Balancing interest in publishing the information about arrest for cocaine possesion against TV actor's right to respect for his private life; under the circumstances no need to preserve anonymity TV actor; no bad faith publisher
"107. The fact is, however, that having regard to the nature of the offence committed by X, the degree to which X is well known to the public, the circumstances of his arrest and the veracity of the information in question, the applicant company – having obtained confirmation of that information from the prosecuting authorities themselves – did not have sufficiently strong grounds for believing that it should preserve X’s anonymity.
In that context, it should also be pointed out that all the information revealed by the applicant company on the day on which the first article appeared was confirmed by the prosecutor W. to other magazines and to television channels. Likewise, when the second article appeared, the facts leading to X’s conviction were already known to the public (see, mutatis mutandis, Aleksey Ovchinnikov v. Russia, no. 24061/04, § 49, 16 December 2010). Moreover, the Court of Appeal itself considered that the applicant company’s liability did not extend beyond minor negligence given that the information disclosed by the public prosecutor’s office had led it to believe that the report was lawful (see paragraph 35 above). In the Court’s view, it has not therefore been shown that the applicant company acted in bad faith when publishing the articles in question."
Content, form and consequences of the impugned articles do constitute a ground for banning them

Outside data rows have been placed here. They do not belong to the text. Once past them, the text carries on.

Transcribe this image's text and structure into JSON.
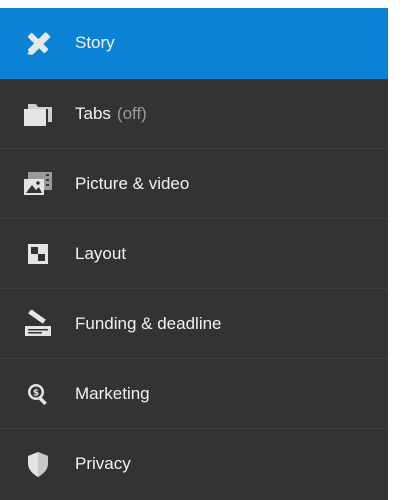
{
  "menu": {
    "active_color": "#0a83d6",
    "background_color": "#333333",
    "items": [
      {
        "label": "Story",
        "suffix": "",
        "icon": "pencil-ruler-icon",
        "active": true
      },
      {
        "label": "Tabs",
        "suffix": "(off)",
        "icon": "folder-icon",
        "active": false
      },
      {
        "label": "Picture & video",
        "suffix": "",
        "icon": "image-film-icon",
        "active": false
      },
      {
        "label": "Layout",
        "suffix": "",
        "icon": "layout-grid-icon",
        "active": false
      },
      {
        "label": "Funding & deadline",
        "suffix": "",
        "icon": "signing-pen-icon",
        "active": false
      },
      {
        "label": "Marketing",
        "suffix": "",
        "icon": "magnifier-dollar-icon",
        "active": false
      },
      {
        "label": "Privacy",
        "suffix": "",
        "icon": "shield-icon",
        "active": false
      }
    ]
  }
}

"108. The Court observes that the first article merely related X’s arrest, the information obtained from W. and the legal assessment of the seriousness of the offence by a legal expert (see paragraph 13 above). The second article only reported the sentence imposed by the court at the end of a public hearing and after X had confessed (see paragraph 15 above). The articles did not therefore reveal details about X’s private life, but mainly concerned the circumstances of and events following his arrest (see Flinkkilä and Others, cited above, § 84, and Jokitaipale and Others, cited above, § 72). They contained no disparaging expression or unsubstantiated allegation (see the case-law cited in paragraph 82 above). The fact that the first article contained certain expressions which, to all intents and purposes, were designed to attract the public’s attention cannot in itself raise an issue under the Court’s case-law (see Flinkkilä and Others, cited above, § 74, and Pipi, above-cited decision).
The Court notes, moreover, that the Regional Court imposed an injunction on publication of the photos accompanying the impugned articles and that the applicant company did not challenge that injunction. It therefore considers that the form of the articles in question did not constitute a ground for banning their publication. Furthermore, the Government did not show that publication of the articles had resulted in serious consequences for X."